It was considered a given by many analysts that global oil prices would only increase as world oil demand outstripped supply, so switching to percentage-based fuel taxes from per-gallon taxes made sense, until OPEC chose not to restrict their output.
Jan 19, 2015 The Courier-Journal
American motorists are enjoying the lowest gasoline prices in five years because OPEC chose not to reduce oil output in the hopes that decreased oil prices will be lower than the cost needed to frack oil from shale.
Dec 2, 2014 Vox
The worthy foe is not environmental regulations nor the the government or public demanding fracking moratoriums and bans. It is the falling global price of oil.
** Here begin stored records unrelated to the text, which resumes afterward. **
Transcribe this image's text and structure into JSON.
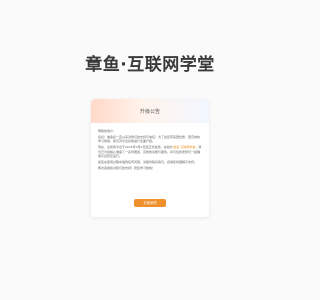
{
  "brand": {
    "title": "章鱼·互联网学堂"
  },
  "notice": {
    "title": "升级公告",
    "greeting": "尊敬的用户：",
    "para1": "您好！章鱼初一直以来对我们的支持与信任！为了给您带来更优质、更高效的学习体验，我们对平台系统进行全面升级。",
    "para2_before": "现在，全新的平台于2025年3月9日起正式启用。在新的 ",
    "para2_highlight": "章鱼·互联网学堂",
    "para2_after": "，我们已为您精心准备了一系列便捷、高效的功能与服务，并与您的老师们一起确保平台稳定运行。",
    "para3": "如您在使用过程中遇到任何问题，请随时联系我们，感谢您的理解与支持。",
    "para4": "再次感谢您对我们的支持！祝您学习愉快！",
    "button_label": "去使用吧"
  }
}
Two radio reports explore how the global glut of oil affects U.S. shale oil production.
Oct 16, 2014 NPR
A milestone was reached last month in oil imports: For the first time in 18 years, the U.S. produced more oil than it imported thanks to fracking and reduced consumption. But according to a new IEA report, shale oil growth will peak within a decade.
Nov 15, 2013 The New York Times - Energy & Environment
For all his intentions to help the poorest in his country, Hugo Chávez's handling of the golden goose - Venezuela's massive oil wealth, was badly mishandled during his reign. Output decreased, debt increased, and he left behind a polarized society.
Mar 11, 2013 The Wall Street Journal
Half the oil in the Persian Gulf has been pumped out of the ground - so has 'peak oil' been reached? Notably, that term doesn't even appear in the article. Instead, it discusses the difference between light and heavy oil, and the role of technology
May 25, 2011 The Wall Street Journal - Business
Plunging oil prices are hitting three oil-producing countries the hardest: Venezuela, Iran, and Russia. This article looks at each of them and evaluates how they will fare if oil prices do not rise, including their relationships to the U.S.
Oct 24, 2008 The New York Times
<p>Unless international carbon-capping treaties are implemented, fossil fuel consumption (with their greenhouse gas emissions) will increase 50% by 2030, largely resulting from growth in energy consumption in China and other developing nations.</p>
Jul 1, 2008 Associated Press via Google News